Car Club Wars became a reality because the majority of clubs back then had large quantities of membership, which also included shotgun riders, and quite a few street gang members thrown in to the mix as well. As a leader, or President of a Car club back then, it was hard to tell what and where some of your members were. Every club weekend meeting someone would bring the problems or trouble they encountered or started, so that their club could to take care of it. Right or wrong, everyone had to back it up. That grew tiresome, thus it eventually became the beginning of the end. There was an “I’ve got nothing to lose” mentality with a whole lot of pride behind those plaques and short sleeve embroidered sweatshirts. Famous old school car clubs such as the Sons of Soul, NewWave, Gestapos, Klique, New Life, Groupe and New Breed were constantly in some type of beef or wars throughout these trying times. This gave plenty of reason for the ELA. Sheriffs to remain on tactical alert, trying to curb the Lowriders and their enthusiasm. Very few clubs like the Majestics, Bachelors LTD, Classics, Imperials, and the Groupe at times, had quality cars and focused on pursuing a different image and direction, namely to expose their clubs’ cars at the R.G. Canning Car Shows. I have been fortunate to be around long enough to hear everyone of those clubs’ versions of the war stories. Who was the baddest? Who started it and who finished it? Who won most of those brawls? In the end, the sad truth is, they all lost and we, the newer generation had to live and learn from it. It wasn’t all bad back then though, as it was these old car clubbers that started it all for us, and they also sacrificed away the enjoyment that we all share today. Lowriding is a hobby, sport, and a Culture now and those guys are the only ones responsible. Never forget that, or forget them! If you come across any one of these guys you can’t tell them “Wish You Were Here,” because in reality, they still are. Please let them know that they are responsible for everything being the way it is today. Appreciate the gift of Lowriding, and appreciate all those guys from the past, as well as the ones who have also passed on. If you’re in a car club today, then you have rules and bi-laws or standards. Who do you think established them?

This walk down memory lane was inspired by our Cover Car, the 1976 Caprice Classic, which brought back all those old memories. I remember the time when this car was the baddest of all the Lowriders ever. They took up so much room in the Chevrolet Dealer Show Rooms. Most of all, I also remember that in that era, Lowriding survived its growing pains, so that we can put behind us the days when Car Clubs were Gangs on Wheels.

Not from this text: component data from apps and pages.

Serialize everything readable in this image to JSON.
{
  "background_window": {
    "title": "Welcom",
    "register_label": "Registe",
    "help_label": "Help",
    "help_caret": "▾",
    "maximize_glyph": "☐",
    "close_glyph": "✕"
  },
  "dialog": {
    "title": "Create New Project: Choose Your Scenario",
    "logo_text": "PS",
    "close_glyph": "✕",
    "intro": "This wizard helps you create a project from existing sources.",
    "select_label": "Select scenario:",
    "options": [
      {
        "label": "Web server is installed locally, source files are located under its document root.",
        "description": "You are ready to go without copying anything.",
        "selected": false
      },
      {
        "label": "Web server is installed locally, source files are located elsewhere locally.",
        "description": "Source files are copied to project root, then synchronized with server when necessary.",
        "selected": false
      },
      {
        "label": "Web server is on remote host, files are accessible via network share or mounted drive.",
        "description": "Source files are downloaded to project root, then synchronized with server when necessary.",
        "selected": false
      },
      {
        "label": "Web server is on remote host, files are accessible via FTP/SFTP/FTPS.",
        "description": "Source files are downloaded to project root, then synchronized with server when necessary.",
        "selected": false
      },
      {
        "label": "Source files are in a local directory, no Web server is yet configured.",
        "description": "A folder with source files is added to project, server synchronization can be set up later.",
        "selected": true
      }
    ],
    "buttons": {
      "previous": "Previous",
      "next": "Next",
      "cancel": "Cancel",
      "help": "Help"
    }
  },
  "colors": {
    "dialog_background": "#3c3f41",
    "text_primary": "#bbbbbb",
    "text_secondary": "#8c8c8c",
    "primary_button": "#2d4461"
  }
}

Ask Danny Boy, from the Groupe Car Club what I am talking about; he lived it, and still does in his own style in our “Image” segment. Danny Boy is a respectful leader of generations through his work with the Groupe Car Club. He saw that old school way which was taught to all of us, and now he teaches on in the magazine too!

We also have Mr. Tribal himself, Bobby Espinosa, who also learned a lot from the streets and applied that culture to his clothing line. He wears it well in our “Original” segment, too.

The Imperials Annual car show was a great success as usual, and is beginning to look like an old fashioned Lowrider happening. We have the coverage of that ever-growing event, which respects and repeats tradition; just like their club does!

Also in this month’s issue of Lowrider Magazine, we visit the Museum, or I should say, the Muffler Shop of the Legendary Joe Epstein. You may recognize that familiar name as synonymous with Mater Deluxe and Fleetline. Joe’s Image and style have made him more than “legendary.” That title covers not only Whittier Blvd. in Montebello, but anywhere in the world where you can hear the rap of the pipes sound. Please check out his shop and story, and perhaps visit his historical place of business if you get the chance.

There are some wise guys in the “Car Club” section. Congratulations are in order for the Good Fellas Car Club. They are a family, and do come well represented.

The future ain’t what it used to be!
Joe Ray